“Chart success aids every aspect of an artist’s existence: profile, quick recognition, airplay, audience reach, product sales, getting bookings (at home and abroad) and, of course, increased royalty income.”
Britain’s First Official Christian Music Chart
– ARE YOU READY FOR IT?
Britain should have its first official gospel album chart in the Spring. Juliet Fletcher outlines what it could mean for UK Gospel, and shares how artists can get ready for it.
There was a lot of excitement on the gospel scene at the end of last year, when the GMIA (Gospel Music Industry Alliance) announced that the UK music industry will see the launch of the first Official Christian and Gospel Album Chart – expected in the Spring of 2013.
Views may vary on what a chart may (or indeed may not) bring to UK Gospel. Ken Burton, Director of the London Adventist Chorale, believes that it can encourage healthy competition, and therefore help raise everyone to new artistic standards. That perspective has a certain validity to me. Sometimes creativity works well when people either face a personal challenge, or are inspired to create great works similar to another artist.
Certainly, over time, charts have proven to be drivers (or cogs) that help the engines of the music industry and the genres they represent to run: music buyers are assisted in knowing what might be the ‘best buy’ among thousands of choices; artists have empirical proof or measurement of the popularity of their work, while music business managers and investors can justify their current and future strategies and plans. Charts help to push new artists with new sounds and styles to the fore.
Music and video charts are increasing in every region of the world primarily by virtual means. According to published reports toward the end of last year, technology company Apple added a further 56 countries to its online iTunes Stores. This brings iTunes Stores to a total of 119 countries, and means that as iTunes identifies genre-specific charts, including that for Christian & Gospel Music, the possibility that a UK Gospel artist could achieve sales success in various countries around the world, and become a national chart hit in one or more regions, is a credible dream.
Chart success aids every aspect of an artist’s existence: profile, quick recognition, airplay, audience reach, product sales, getting bookings (at home and abroad) and, of course, increased royalty income.
However, the stark reality is that, even as I write, most UK Gospel artists, who are preparing brilliant sounding material for their next album release, are failing – and are destined to fail – because they are not rights ready, business ready or chart ready.
WARNINGS & ADVICE
I’d be neglecting my responsibility as an industry leader if I didn’t warn and advise all those planning an album release in 2013. There will be no point UK artists complaining when they see US artists regularly appearing in the UK Chart, if they do not take the relevant steps to get their music into the charts.

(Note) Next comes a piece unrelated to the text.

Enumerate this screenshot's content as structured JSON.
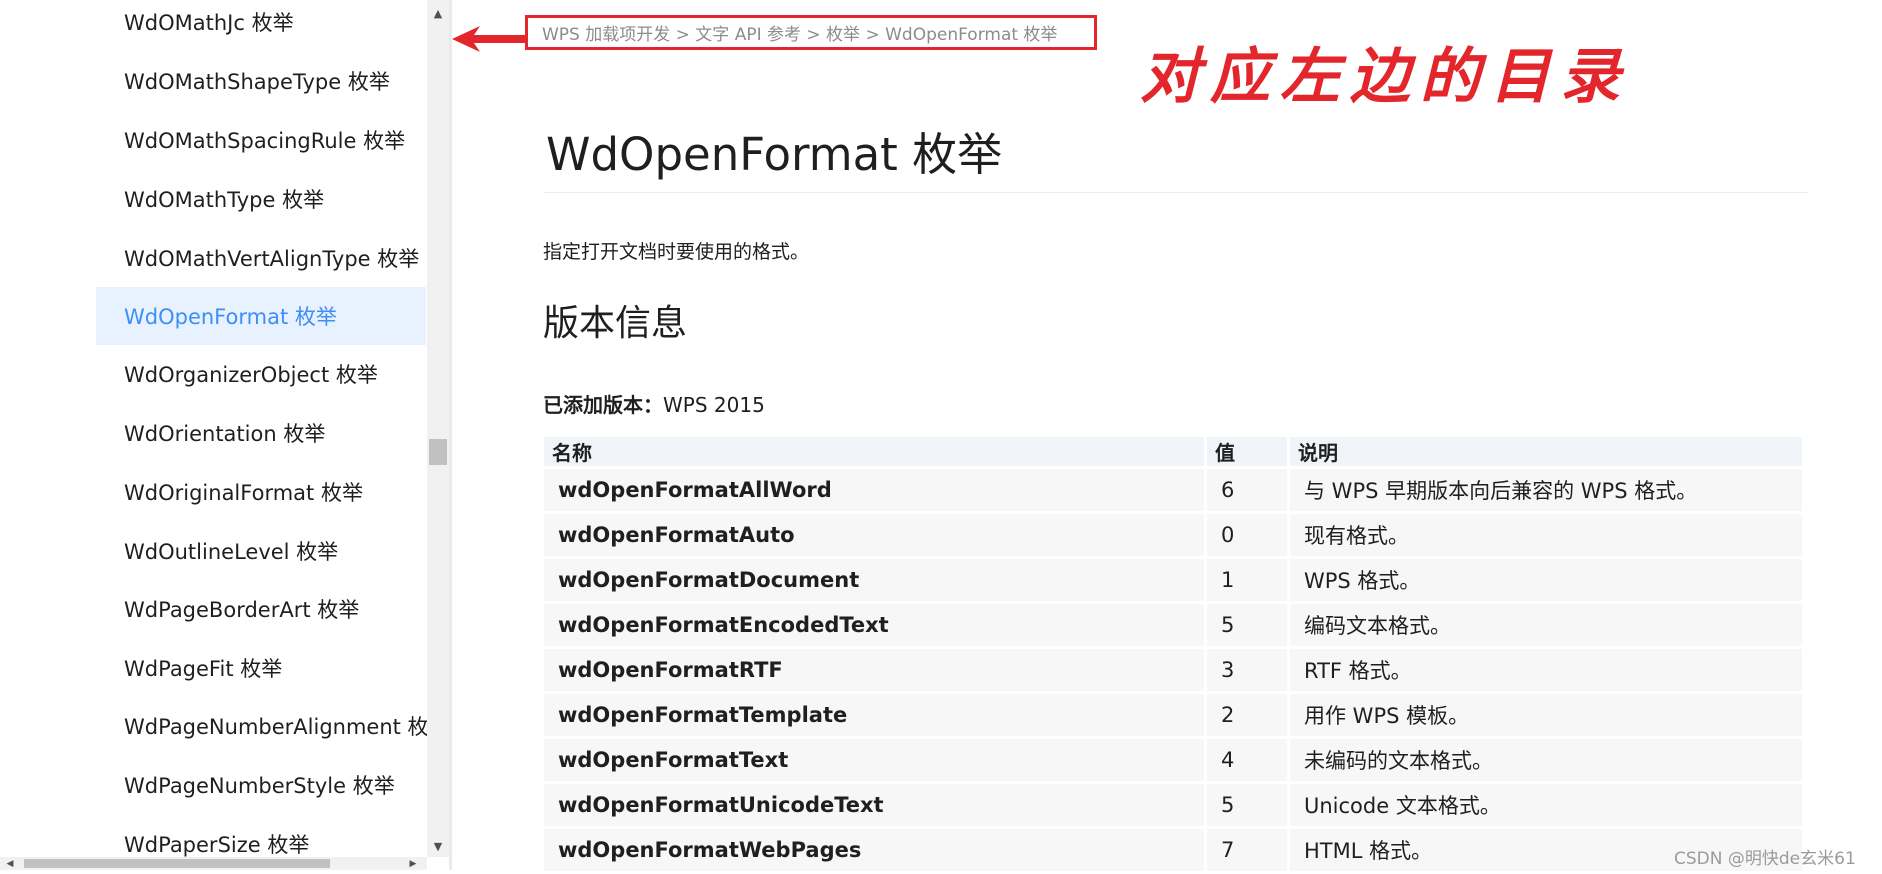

The GMIA is running a series of workshops/webinars, and offering resource kits to gospel artists and record labels. These will be perpetually available online. Also, from February, GMIA will be operating a monthly ‘LIVE Surgery’ session for anyone to call in with questions and answers on any subject.
SUCCESS IS HARD WORK IS REWARDING ( use image of LeCrae)
There is nothing like a great example to highlight how getting into the charts can positively impact an artist’s career. December 2012 ended on a genuine high note for hip hop/rapper, S.O., managed by Charisse Beaumont of Preacher Boy Music. Within a month of his album release, So It Continues reached #1 Amazon CCM Charts; #1 Amazon Praise & Worship; #3 Amazon Rap/Hip Hop Charts and, on iTunes charts, S.O. reached #5 in Canada and the US, and #9 in the UK.
S.O.’s climb up these charts brought him enough attention to be featured on the homepage of iTunes (US) – an exposure to millions of iTunes users.
S.O.’s chart success was not an accident. It took planning, attention to detail and patience, and included timely PR & marketing. He is featured in a current video with chart-topping compatriot, LeCrae, and advance plans are now in place for an album tour in April to reinforce the success of the singles and video release. I cannot overstate that PR and marketing are essential to attaining a chart presence.
Whereas registering your products with the appropriate music agencies is a must, any apathy following registration – without an intense PR & marketing plan – is likely to make your efforts worthless.
There is a saying, “Work smarter not harder”, but this hides the truth that an initial period of hard work has to be done: the hard work of setting up processes and systems that actually make achieving goals and measurements of success a lot easier. Once you have focused on being rights ready (registered your music properly), chart ready (logged into the various chart systems) and business ready (completed your record label setup and PR & marketing tools and strategy), then you can navigate your way to the success you deserve.
Juliet Fletcher is a former BBC Producer, founding Executive of the GMIA and Director of GreenTree, a specialist music consultancy and production company. For more details, visit www.gmia.org.uk or phone 020 3086 8348